As a Python API to Vega-Lite, Altair's main purpose is to convert plot specifications to a JSON string that conforms to the Vega-Lite schema. Using the Chart.to_json method, we can inspect the JSON specification that Altair is exporting and sending to Vega-Lite:

chart = alt.Chart(df).mark_bar().encode(

Notice here that encode(x='average(precip)') has been expanded to a JSON structure with a field name, a type for the data, and includes an aggregate field.

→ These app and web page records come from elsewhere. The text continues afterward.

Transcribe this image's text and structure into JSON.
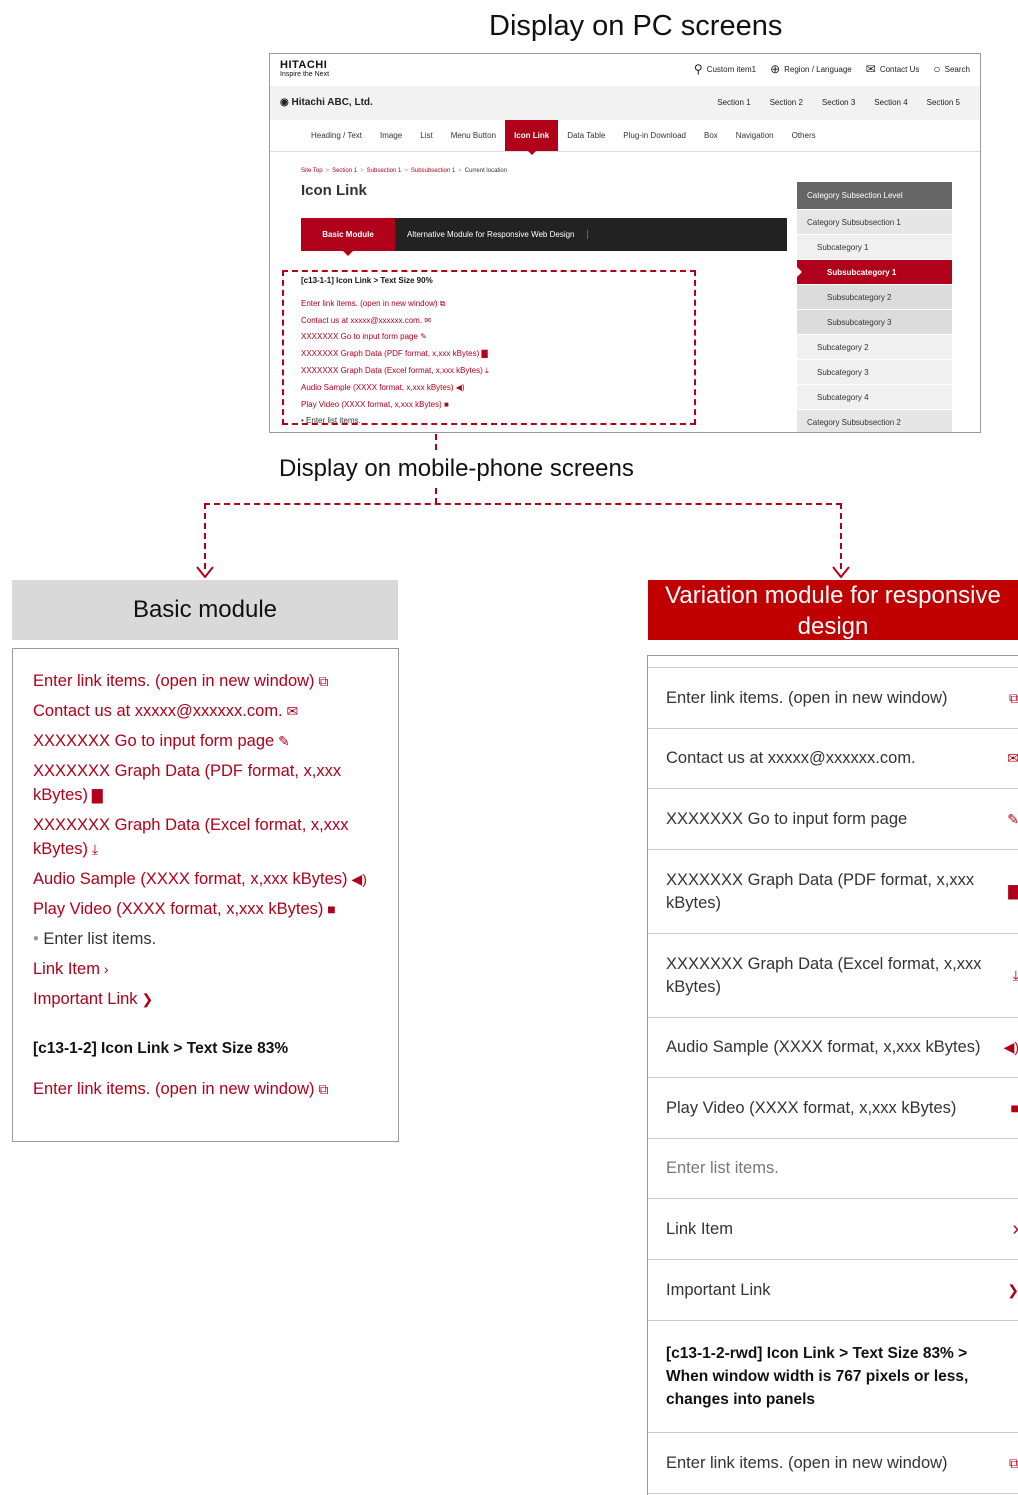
{
  "titles": {
    "pc": "Display on PC screens",
    "mobile": "Display on mobile-phone screens",
    "basic": "Basic module",
    "variation": "Variation module for responsive design"
  },
  "pc": {
    "logo": "HITACHI",
    "tagline": "Inspire the Next",
    "util": [
      "Custom item1",
      "Region / Language",
      "Contact Us",
      "Search"
    ],
    "site_name": "Hitachi ABC, Ltd.",
    "sections": [
      "Section 1",
      "Section 2",
      "Section 3",
      "Section 4",
      "Section 5"
    ],
    "gnav": [
      "Heading / Text",
      "Image",
      "List",
      "Menu Button",
      "Icon Link",
      "Data Table",
      "Plug-in Download",
      "Box",
      "Navigation",
      "Others"
    ],
    "gnav_active": "Icon Link",
    "breadcrumb": [
      "Site Top",
      "Section 1",
      "Subsection 1",
      "Subsubsection 1",
      "Current location"
    ],
    "page_title": "Icon Link",
    "tabs": [
      "Basic Module",
      "Alternative Module for Responsive Web Design"
    ],
    "module_heading": "[c13-1-1] Icon Link > Text Size 90%",
    "links": [
      "Enter link items. (open in new window)",
      "Contact us at xxxxx@xxxxxx.com.",
      "XXXXXXX Go to input form page",
      "XXXXXXX Graph Data (PDF format, x,xxx kBytes)",
      "XXXXXXX Graph Data (Excel format, x,xxx kBytes)",
      "Audio Sample (XXXX format, x,xxx kBytes)",
      "Play Video (XXXX format, x,xxx kBytes)"
    ],
    "list_item": "Enter list items.",
    "sidebar": [
      "Category Subsection Level",
      "Category Subsubsection 1",
      "Subcategory 1",
      "Subsubcategory 1",
      "Subsubcategory 2",
      "Subsubcategory 3",
      "Subcategory 2",
      "Subcategory 3",
      "Subcategory 4",
      "Category Subsubsection 2"
    ]
  },
  "basic": {
    "links": [
      "Enter link items. (open in new window)",
      "Contact us at xxxxx@xxxxxx.com.",
      "XXXXXXX Go to input form page",
      "XXXXXXX Graph Data (PDF format, x,xxx kBytes)",
      "XXXXXXX Graph Data (Excel format, x,xxx kBytes)",
      "Audio Sample (XXXX format, x,xxx kBytes)",
      "Play Video (XXXX format, x,xxx kBytes)"
    ],
    "list_item": "Enter list items.",
    "link_item": "Link Item",
    "important_link": "Important Link",
    "heading2": "[c13-1-2] Icon Link > Text Size 83%",
    "link_after": "Enter link items. (open in new window)"
  },
  "variation": {
    "rows": [
      "Enter link items. (open in new window)",
      "Contact us at xxxxx@xxxxxx.com.",
      "XXXXXXX Go to input form page",
      "XXXXXXX Graph Data (PDF format, x,xxx kBytes)",
      "XXXXXXX Graph Data (Excel format, x,xxx kBytes)",
      "Audio Sample (XXXX format, x,xxx kBytes)",
      "Play Video (XXXX format, x,xxx kBytes)",
      "Enter list items.",
      "Link Item",
      "Important Link"
    ],
    "heading2": "[c13-1-2-rwd] Icon Link > Text Size 83% > When window width is 767 pixels or less, changes into panels",
    "link_after": "Enter link items. (open in new window)"
  },
  "colors": {
    "accent": "#b0001a",
    "variation_head": "#c00000",
    "basic_head": "#d9d9d9"
  }
}
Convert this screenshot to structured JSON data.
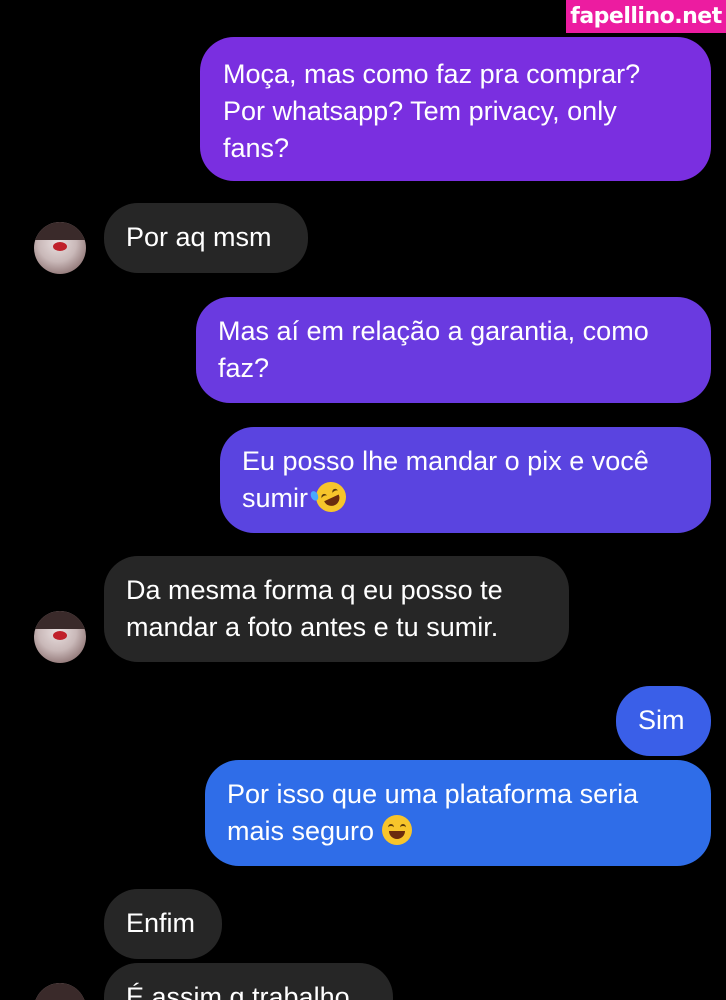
{
  "watermark": {
    "text": "fapellino.net"
  },
  "messages": [
    {
      "sender": "me",
      "text": "Moça, mas como faz pra comprar? Por whatsapp? Tem privacy, only fans?",
      "color": "#7a2fe0"
    },
    {
      "sender": "them",
      "text": "Por aq msm"
    },
    {
      "sender": "me",
      "text": "Mas aí em relação a garantia, como faz?",
      "color": "#6a3ae0"
    },
    {
      "sender": "me",
      "text": "Eu posso lhe mandar o pix e você sumir",
      "emoji": "rolling-on-floor-laughing",
      "color": "#5a44e0"
    },
    {
      "sender": "them",
      "text": "Da mesma forma q eu posso te mandar a foto antes e tu sumir."
    },
    {
      "sender": "me",
      "text": "Sim",
      "color": "#3a5fe8"
    },
    {
      "sender": "me",
      "text": "Por isso que uma plataforma seria mais seguro",
      "emoji": "grinning-sweat",
      "color": "#2f6de8"
    },
    {
      "sender": "them",
      "text": "Enfim"
    },
    {
      "sender": "them",
      "text": "É assim q trabalho"
    }
  ]
}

The encode(y='city') statement has been expanded similarly.

As we saw earlier, Altair's shorthand syntax includes a way to specify the type of the field as well:

x = alt.X('average(precip):Q')

This short-hand is equivalent to spelling-out the attributes by name:

x = alt.X(aggregate='average', field='precip', type='quantitative')

Publishing a Visualization

Once you have visualized your data, perhaps you would like to publish it somewhere on the web. This can be done straightforwardly using the vega-embed JavaScript package. A simple example of a stand-alone HTML document can be generated for any chart using the `` method:

chart = alt.Chart(df).mark_bar().encode(

The basic HTML template produces output that looks like this, where the JSON specification for your plot produced by Chart.to_json should be stored in the spec JavaScript variable:

<!DOCTYPE html>
    <script src=""></script>
    <script src=""></script>
    <script src=""></script>
    <div id="vis"></div>
    <script type="text/javascript">
    var spec = {};  /* JSON output for your chart's specification */
    var opt = {"renderer": "canvas", "actions": false};  /* Options for the embedding */
    vegaEmbed("#vis", spec, opt);

The method provides a convenient way to save such HTML output to file. For more information on embedding Altair/Vega-Lite, see the documentation of the vega-embed project.

Next Steps

🎉 Hooray, you've completed the introduction to Altair! In the next notebook, we will dive deeper into creating visualizations using Altair's model of data types, graphical marks, and visual encoding channels.